Aim of the exercise:
Read the lines below. Copy out any that hold the string "Server".

Supplied material:
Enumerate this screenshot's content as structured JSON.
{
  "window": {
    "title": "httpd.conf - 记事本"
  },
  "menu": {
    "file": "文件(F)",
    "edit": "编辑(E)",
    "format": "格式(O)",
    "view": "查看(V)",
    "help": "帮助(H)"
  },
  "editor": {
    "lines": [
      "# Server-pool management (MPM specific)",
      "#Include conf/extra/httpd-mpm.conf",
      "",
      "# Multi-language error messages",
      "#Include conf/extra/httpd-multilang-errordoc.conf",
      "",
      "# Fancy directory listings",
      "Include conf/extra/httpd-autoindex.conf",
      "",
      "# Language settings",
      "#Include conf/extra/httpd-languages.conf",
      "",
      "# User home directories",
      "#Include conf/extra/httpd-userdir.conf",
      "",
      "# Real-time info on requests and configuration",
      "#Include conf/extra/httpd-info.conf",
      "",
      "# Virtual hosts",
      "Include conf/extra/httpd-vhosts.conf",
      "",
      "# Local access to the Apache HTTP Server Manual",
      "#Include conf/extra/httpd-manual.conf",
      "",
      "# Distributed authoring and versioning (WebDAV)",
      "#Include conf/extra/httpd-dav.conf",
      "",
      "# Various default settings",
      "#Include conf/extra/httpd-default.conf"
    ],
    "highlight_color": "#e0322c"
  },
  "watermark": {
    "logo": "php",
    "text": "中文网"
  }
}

Response area:
      "# Server-pool management (MPM specific)",
      "# Local access to the Apache HTTP Server Manual",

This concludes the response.